|Gallagher, Virginia; Kramer, Natalie; Abbott, Kristin et al. (2018) The Effects of Sex Differences and Hormonal Contraception on Outcomes after Collegiate Sports-Related Concussion. J Neurotrauma 35:1242-1247|
|Pape, Theresa Louise Bender; Smith, Bridget; Babcock-Parziale, Judith et al. (2018) Diagnostic Accuracy of the Veteran Affairs' Traumatic Brain Injury Screen. Arch Phys Med Rehabil 99:1370-1382|
|Sullivan, Emily Galassi; Guernon, Ann; Blabas, Brett et al. (2018) Familiar auditory sensory training in chronic traumatic brain injury: a case study. Disabil Rehabil 40:945-951|
|Herrold, Amy A; Pape, Theresa L-B; Li, Xue et al. (2017) Association Between Alcohol Craving and Health-Related Quality of Life Among Veterans With Co-occurring Conditions. Mil Med 182:e1712-e1717|
|Pape, Theresa Louise-Bender; Herrold, Amy A; Smith, Bridget et al. (2016) Algorithm for Symptom Attribution and Classification Following Possible Mild Traumatic Brain Injury. J Head Trauma Rehabil 31:E10-E22|

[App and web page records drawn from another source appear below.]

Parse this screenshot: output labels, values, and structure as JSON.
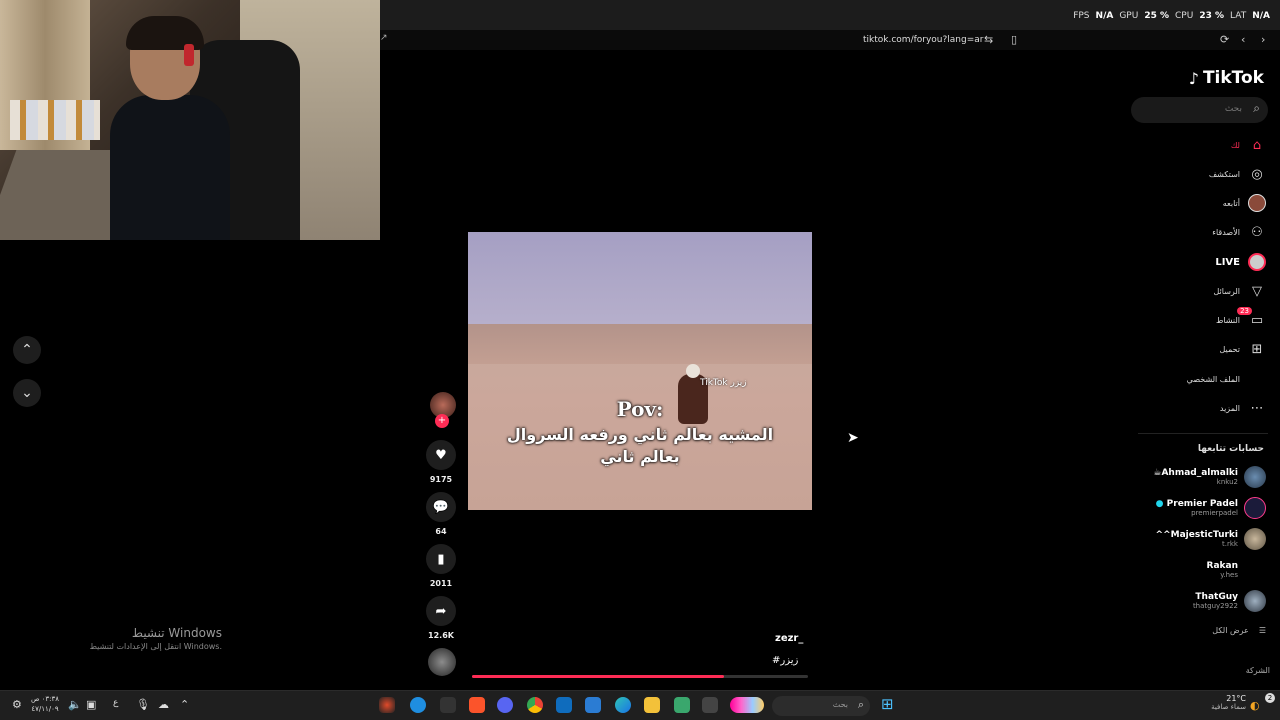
{
  "system_stats": {
    "fps_label": "FPS",
    "fps_value": "N/A",
    "gpu_label": "GPU",
    "gpu_value": "25 %",
    "cpu_label": "CPU",
    "cpu_value": "23 %",
    "lat_label": "LAT",
    "lat_value": "N/A"
  },
  "browser": {
    "url": "tiktok.com/foryou?lang=ar",
    "left_text": "↗"
  },
  "tiktok": {
    "logo": "TikTok",
    "search_placeholder": "بحث",
    "nav": [
      {
        "label": "لك",
        "icon": "home-icon"
      },
      {
        "label": "استكشف",
        "icon": "compass-icon"
      },
      {
        "label": "أتابعه",
        "icon": "following-avatar-icon"
      },
      {
        "label": "الأصدقاء",
        "icon": "friends-icon"
      },
      {
        "label": "LIVE",
        "icon": "live-icon"
      },
      {
        "label": "الرسائل",
        "icon": "send-icon"
      },
      {
        "label": "النشاط",
        "icon": "activity-icon",
        "badge": "23"
      },
      {
        "label": "تحميل",
        "icon": "upload-icon"
      },
      {
        "label": "الملف الشخصي",
        "icon": "profile-icon"
      },
      {
        "label": "المزيد",
        "icon": "more-icon"
      }
    ],
    "following_title": "حسابات تتابعها",
    "accounts": [
      {
        "name": "Ahmad_almalki",
        "handle": "knku2",
        "prefix": "☕"
      },
      {
        "name": "Premier Padel",
        "handle": "premierpadel",
        "prefix": "●"
      },
      {
        "name": "^^MajesticTurki",
        "handle": "t.rkk",
        "prefix": ""
      },
      {
        "name": "Rakan",
        "handle": "y.hes",
        "prefix": ""
      },
      {
        "name": "ThatGuy",
        "handle": "thatguy2922",
        "prefix": ""
      }
    ],
    "see_all": "عرض الكل",
    "company": "الشركة"
  },
  "video": {
    "pov": "Pov:",
    "caption_line1": "المشيه بعالم ثاني ورفعه السروال",
    "caption_line2": "بعالم ثاني",
    "watermark": "TikTok زيزر",
    "author": "zezr_",
    "hashtag": "#زيزر",
    "progress": 0.75
  },
  "actions": {
    "likes": "9175",
    "comments": "64",
    "saves": "2011",
    "shares": "12.6K"
  },
  "activation": {
    "title": "تنشيط Windows",
    "subtitle": "انتقل إلى الإعدادات لتنشيط Windows."
  },
  "taskbar": {
    "time": "٠٣:٣٨ ص",
    "date": "٤٧/١١/٠٩",
    "search_placeholder": "بحث",
    "weather_temp": "21°C",
    "weather_desc": "سماء صافية",
    "notif_count": "2",
    "lang": "ع"
  }
}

|Baldassarre, Megan; Smith, Bridget; Harp, Jordan et al. (2015) Exploring the Relationship Between Mild Traumatic Brain Injury Exposure and the Presence and Severity of Postconcussive Symptoms Among Veterans Deployed to Iraq and Afghanistan. PM R 7:845-858|
|Herrold, Amy A; Pape, Theresa Louise-Bender; Guernon, Ann et al. (2014) Prescribing multiple neurostimulants during rehabilitation for severe brain injury. ScientificWorldJournal 2014:964578|
|Herrold, Amy A; Kletzel, Sandra L; Harton, Brett C et al. (2014) Transcranial magnetic stimulation: potential treatment for co-occurring alcohol, traumatic brain injury and posttraumatic stress disorders. Neural Regen Res 9:1712-30|
|Herrold, Amy A; Jordan, Neil; High, Walter M et al. (2014) Alcohol use and craving among Veterans with mental health disorders and mild traumatic brain injury. J Rehabil Res Dev 51:1397-410|